Fallingwater was designed by Frank Lloyd Wright in 1935. Construction began a year later and was eventually completed in 1939. Many consider Fallingwater one of Wright’s finest creations. Hence why Smithsonian Magazine counted it as one of the 28 Places to See Before You Die. Now, thanks to the mini movie above, you can watch the building of Fallingwater take place right before your eyes, and then take a tour of the house. It’s all done in computer graphics and runs 4+ minutes. And, as one reader tells us, the “video is as real as it gets.” You can learn more about the film and the house at this web site.
For more Frank Lloyd Wright, you’ll also want to visit the R.W. Lindholm Service Station, a gas station designed by the famous architect in the 1930s. We’ll take you on a virtual tour right here.
Have seen this! It is beautiful!!! What a wonder work of art!!!!
Is there any way to slow this down to half speed? Far too much to take in at the speed it’s being played at.

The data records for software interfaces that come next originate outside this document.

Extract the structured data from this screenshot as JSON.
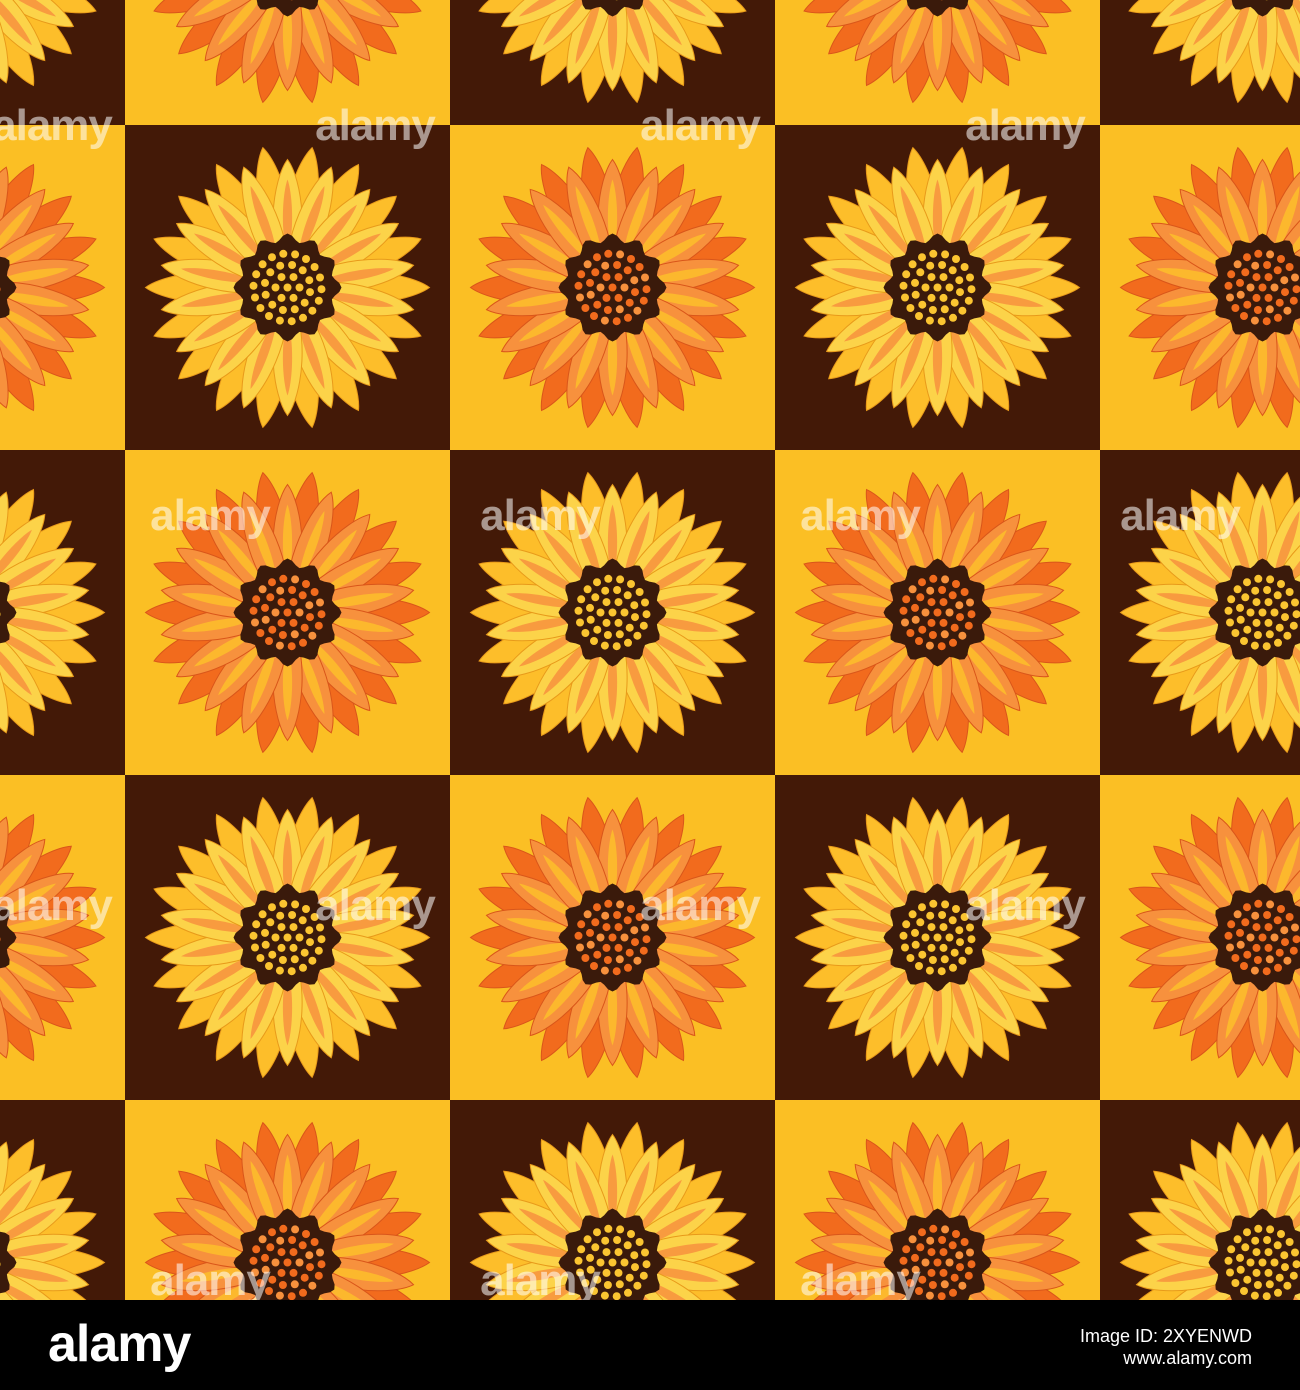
{
  "pattern": {
    "colors": {
      "brown": "#431907",
      "yellow": "#fbbf24",
      "petal_orange": "#f26b1d",
      "petal_orange_light": "#f7913d",
      "petal_yellow": "#fdbe2a",
      "petal_yellow_light": "#fcd349",
      "center_dark": "#3a1a0b",
      "dot_yellow": "#fbc531",
      "dot_orange": "#f26b1d"
    },
    "description": "checkered tiles of dark brown and yellow with sunflower motifs"
  },
  "watermark": {
    "text": "alamy"
  },
  "footer": {
    "logo": "alamy",
    "image_id": "Image ID: 2XYENWD",
    "url": "www.alamy.com"
  }
}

As to the ‘house’ itself; it’s not a house, it’s a castle! What an imagination he had to be able to design such a building in such an unusual position and make best use of the natural features existing there.
Wonderful film but far too fast. It’s supposed to be a place of great beauty, in harmony with its surroundings. We need to take it in slowly.
Great animation and the visuals help me understand how the place was designed but one quarter of the 4 minutes is credits!
Here’s a link some might find interesting, a discussion of the notorious problems with the structural design of the house. It discusses the problems in a brief but very technical way, but also puts them in context, eg: “After 70 years, a little structural problem on the best house ever designed doesn’t strike me as something that raises any kind of revisionist issues in terms of Wright’s career. He was working on some kind of edge, and a certain amount of risk is entailed.”
It would be even more incredible to see humans in the process of building this masterpiece.
I visited Fallingwater and was struck by how FLW designed the low doorways for its family of short people.